WORK REQUEST
Which of the lines below holds the string "structure"? Copy every line that does.

Element data from apps and pages
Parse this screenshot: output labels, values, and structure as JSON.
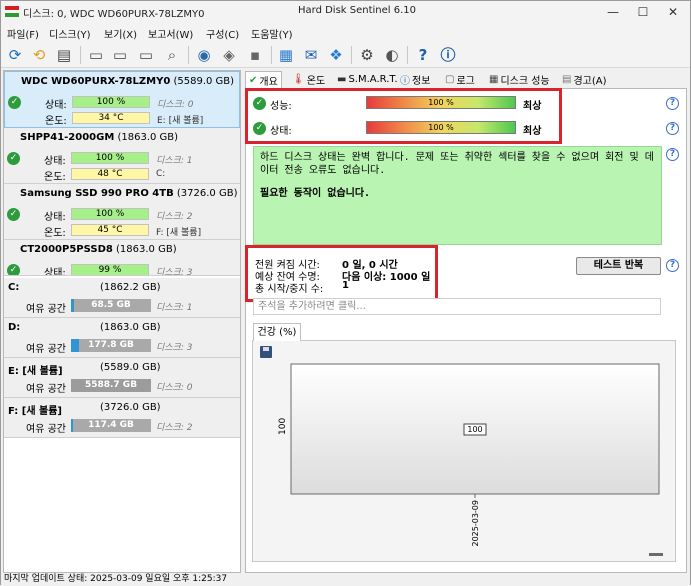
{
  "title": {
    "left": "디스크: 0, WDC WD60PURX-78LZMY0",
    "center": "Hard Disk Sentinel 6.10"
  },
  "window_buttons": {
    "minimize": "—",
    "maximize": "☐",
    "close": "✕"
  },
  "menu": [
    "파일(F)",
    "디스크(Y)",
    "보기(X)",
    "보고서(W)",
    "구성(C)",
    "도움말(Y)"
  ],
  "toolbar_icons": [
    "refresh-icon",
    "refresh-all-icon",
    "disk-list-icon",
    "disk-test-icon",
    "disk-test2-icon",
    "disk-test3-icon",
    "disk-scan-icon",
    "disk-info-icon",
    "network-disk-icon",
    "usb-disk-icon",
    "usb-disk2-icon",
    "report-icon",
    "mail-icon",
    "network-icon",
    "settings-icon",
    "sound-icon",
    "help-icon",
    "info-icon"
  ],
  "disks": [
    {
      "name": "WDC WD60PURX-78LZMY0",
      "size": "(5589.0 GB)",
      "health_label": "상태:",
      "health": "100 %",
      "health_meta": "디스크: 0",
      "temp_label": "온도:",
      "temp": "34 °C",
      "temp_meta": "E: [새 볼륨]"
    },
    {
      "name": "SHPP41-2000GM",
      "size": "(1863.0 GB)",
      "health_label": "상태:",
      "health": "100 %",
      "health_meta": "디스크: 1",
      "temp_label": "온도:",
      "temp": "48 °C",
      "temp_meta": "C:"
    },
    {
      "name": "Samsung SSD 990 PRO 4TB",
      "size": "(3726.0 GB)",
      "health_label": "상태:",
      "health": "100 %",
      "health_meta": "디스크: 2",
      "temp_label": "온도:",
      "temp": "45 °C",
      "temp_meta": "F: [새 볼륨]"
    },
    {
      "name": "CT2000P5PSSD8",
      "size": "(1863.0 GB)",
      "health_label": "상태:",
      "health": "99 %",
      "health_meta": "디스크: 3"
    }
  ],
  "volumes": [
    {
      "name": "C:",
      "size": "(1862.2 GB)",
      "free_label": "여유 공간",
      "free": "68.5 GB",
      "free_fraction": 0.04,
      "meta": "디스크: 1"
    },
    {
      "name": "D:",
      "size": "(1863.0 GB)",
      "free_label": "여유 공간",
      "free": "177.8 GB",
      "free_fraction": 0.1,
      "meta": "디스크: 3"
    },
    {
      "name": "E: [새 볼륨]",
      "size": "(5589.0 GB)",
      "free_label": "여유 공간",
      "free": "5588.7 GB",
      "free_fraction": 1.0,
      "meta": "디스크: 0"
    },
    {
      "name": "F: [새 볼륨]",
      "size": "(3726.0 GB)",
      "free_label": "여유 공간",
      "free": "117.4 GB",
      "free_fraction": 0.03,
      "meta": "디스크: 2"
    }
  ],
  "tabs": [
    "개요",
    "온도",
    "S.M.A.R.T.",
    "정보",
    "로그",
    "디스크 성능",
    "경고(A)"
  ],
  "overview": {
    "performance_label": "성능:",
    "performance_value": "100 %",
    "performance_rating": "최상",
    "health_label": "상태:",
    "health_value": "100 %",
    "health_rating": "최상",
    "status_line1": "하드 디스크 상태는 완벽 합니다. 문제 또는 취약한 섹터를 찾을 수 없으며 회전 및 데이터 전송 오류도 없습니다.",
    "status_line2": "필요한 동작이 없습니다.",
    "power_on_label": "전원 켜짐 시간:",
    "power_on_value": "0 일, 0 시간",
    "lifetime_label": "예상 잔여 수명:",
    "lifetime_value": "다음 이상: 1000 일",
    "starts_label": "총 시작/중지 수:",
    "starts_value": "1",
    "test_button": "테스트 반복",
    "note_placeholder": "주석을 추가하려면 클릭..."
  },
  "chart_data": {
    "type": "line",
    "title": "건강 (%)",
    "ylabel": "100",
    "x": [
      "2025-03-09"
    ],
    "series": [
      {
        "values": [
          100
        ]
      }
    ],
    "data_labels": [
      "100"
    ]
  },
  "status_bar": "마지막 업데이트 상태: 2025-03-09 일요일 오후 1:25:37",
  "colors": {
    "ok": "#2e9b3c",
    "health_bar": "#a6f08a",
    "temp_bar": "#fff7a6",
    "volume_fill": "#2f95d6",
    "status_box": "#b9f4b2",
    "highlight": "#d8242c"
  }
}
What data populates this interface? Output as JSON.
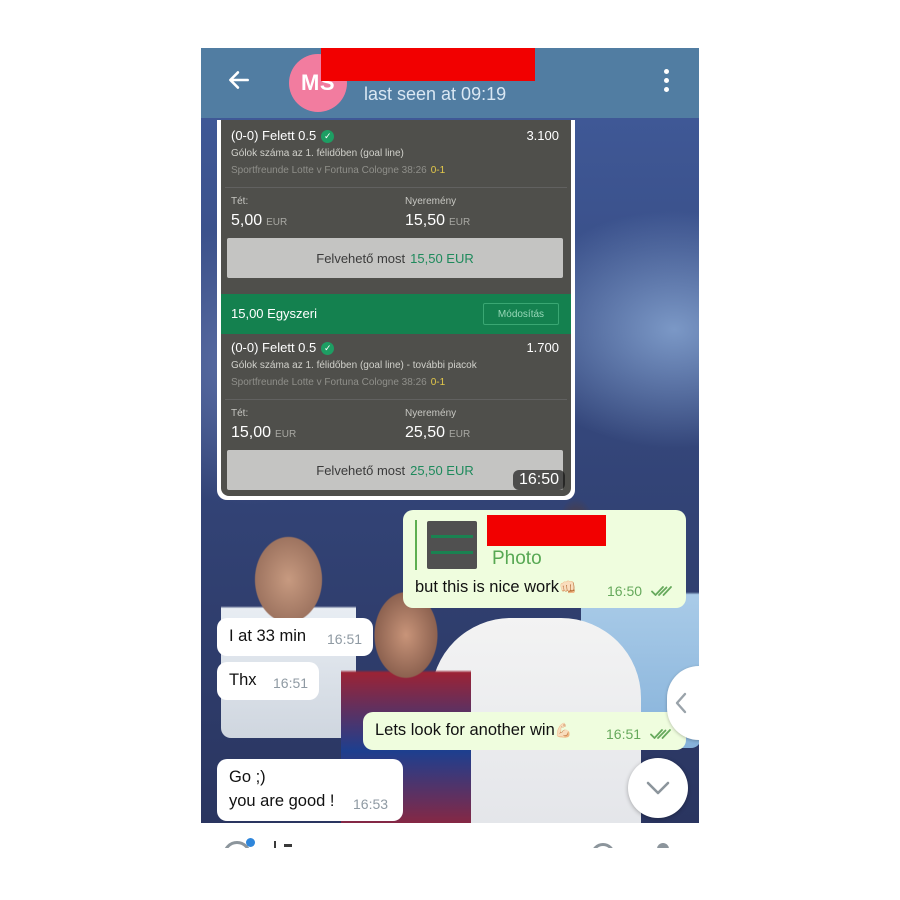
{
  "colors": {
    "header": "#517da2",
    "avatar": "#f27c9f",
    "redaction": "#f20000",
    "outgoing_bubble": "#effdde",
    "incoming_bubble": "#ffffff",
    "slip_bg": "#4f4f4b",
    "slip_green": "#14814f"
  },
  "header": {
    "back_icon": "arrow-left-icon",
    "avatar_initials": "MS",
    "status": "last seen at 09:19",
    "menu_icon": "more-vertical-icon"
  },
  "image_message": {
    "time": "16:50",
    "bet1": {
      "pick": "(0-0) Felett 0.5",
      "odds": "3.100",
      "market": "Gólok száma az 1. félidőben (goal line)",
      "match": "Sportfreunde Lotte v Fortuna Cologne  38:26",
      "score": "0-1",
      "stake_label": "Tét:",
      "stake_value": "5,00",
      "stake_currency": "EUR",
      "win_label": "Nyeremény",
      "win_value": "15,50",
      "win_currency": "EUR",
      "cashout_label": "Felvehető most",
      "cashout_value": "15,50 EUR"
    },
    "bet2_header": {
      "title": "15,00  Egyszeri",
      "button": "Módosítás"
    },
    "bet2": {
      "pick": "(0-0) Felett 0.5",
      "odds": "1.700",
      "market": "Gólok száma az 1. félidőben (goal line) - további piacok",
      "match": "Sportfreunde Lotte v Fortuna Cologne  38:26",
      "score": "0-1",
      "stake_label": "Tét:",
      "stake_value": "15,00",
      "stake_currency": "EUR",
      "win_label": "Nyeremény",
      "win_value": "25,50",
      "win_currency": "EUR",
      "cashout_label": "Felvehető most",
      "cashout_value": "25,50 EUR"
    }
  },
  "messages": [
    {
      "direction": "out",
      "reply_label": "Photo",
      "text": "but this is nice work",
      "emoji": "👊🏻",
      "time": "16:50"
    },
    {
      "direction": "in",
      "text": "I at 33 min",
      "time": "16:51"
    },
    {
      "direction": "in",
      "text": "Thx",
      "time": "16:51"
    },
    {
      "direction": "out",
      "text": "Lets look for another win",
      "emoji": "💪🏻",
      "time": "16:51"
    },
    {
      "direction": "in",
      "text_line1": "Go ;)",
      "text_line2": "you are good !",
      "time": "16:53"
    }
  ],
  "floating": {
    "side_icon": "chevron-left-icon",
    "scroll_icon": "chevron-down-icon"
  },
  "input_bar": {
    "emoji_icon": "emoji-icon",
    "attach_icon": "attach-icon",
    "mic_icon": "mic-icon"
  }
}
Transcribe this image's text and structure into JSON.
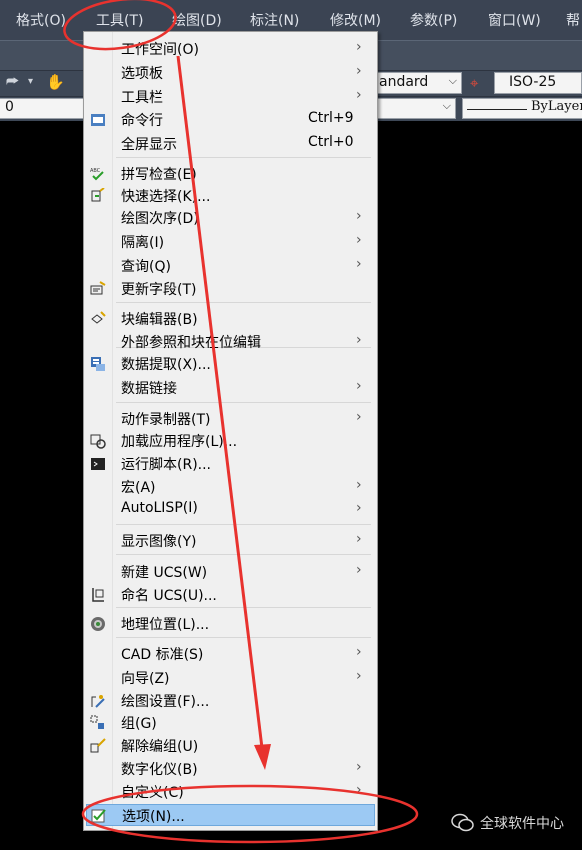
{
  "menubar": {
    "items": [
      "格式(O)",
      "工具(T)",
      "绘图(D)",
      "标注(N)",
      "修改(M)",
      "参数(P)",
      "窗口(W)",
      "帮"
    ]
  },
  "toolbar": {
    "text_style": "andard",
    "dim_style": "ISO-25",
    "layer_value": "0",
    "linetype": "ByLayer"
  },
  "menu": {
    "items": [
      {
        "label": "工作空间(O)",
        "submenu": true
      },
      {
        "label": "选项板",
        "submenu": true
      },
      {
        "label": "工具栏",
        "submenu": true
      },
      {
        "label": "命令行",
        "shortcut": "Ctrl+9",
        "icon": "command-line-icon"
      },
      {
        "label": "全屏显示",
        "shortcut": "Ctrl+0"
      },
      {
        "label": "拼写检查(E)",
        "icon": "spell-check-icon"
      },
      {
        "label": "快速选择(K)...",
        "icon": "quick-select-icon"
      },
      {
        "label": "绘图次序(D)",
        "submenu": true
      },
      {
        "label": "隔离(I)",
        "submenu": true
      },
      {
        "label": "查询(Q)",
        "submenu": true
      },
      {
        "label": "更新字段(T)",
        "icon": "update-field-icon"
      },
      {
        "label": "块编辑器(B)",
        "icon": "block-editor-icon"
      },
      {
        "label": "外部参照和块在位编辑",
        "submenu": true
      },
      {
        "label": "数据提取(X)...",
        "icon": "data-extract-icon"
      },
      {
        "label": "数据链接",
        "submenu": true
      },
      {
        "label": "动作录制器(T)",
        "submenu": true
      },
      {
        "label": "加载应用程序(L)...",
        "icon": "load-app-icon"
      },
      {
        "label": "运行脚本(R)...",
        "icon": "run-script-icon"
      },
      {
        "label": "宏(A)",
        "submenu": true
      },
      {
        "label": "AutoLISP(I)",
        "submenu": true
      },
      {
        "label": "显示图像(Y)",
        "submenu": true
      },
      {
        "label": "新建 UCS(W)",
        "submenu": true
      },
      {
        "label": "命名 UCS(U)...",
        "icon": "named-ucs-icon"
      },
      {
        "label": "地理位置(L)...",
        "icon": "geo-location-icon"
      },
      {
        "label": "CAD 标准(S)",
        "submenu": true
      },
      {
        "label": "向导(Z)",
        "submenu": true
      },
      {
        "label": "绘图设置(F)...",
        "icon": "drafting-settings-icon"
      },
      {
        "label": "组(G)",
        "icon": "group-icon"
      },
      {
        "label": "解除编组(U)",
        "icon": "ungroup-icon"
      },
      {
        "label": "数字化仪(B)",
        "submenu": true
      },
      {
        "label": "自定义(C)",
        "submenu": true
      },
      {
        "label": "选项(N)...",
        "icon": "options-check-icon",
        "highlighted": true
      }
    ]
  },
  "watermark": {
    "text": "全球软件中心"
  },
  "colors": {
    "menubar_bg": "#3b4453",
    "menu_bg": "#f0f0f0",
    "highlight": "#9cc9f3",
    "annotation_red": "#e8322e"
  }
}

TASK RESPONSE
Parse this screenshot: output labels, values, and structure as JSON.
Transcribe this image's text and structure into JSON.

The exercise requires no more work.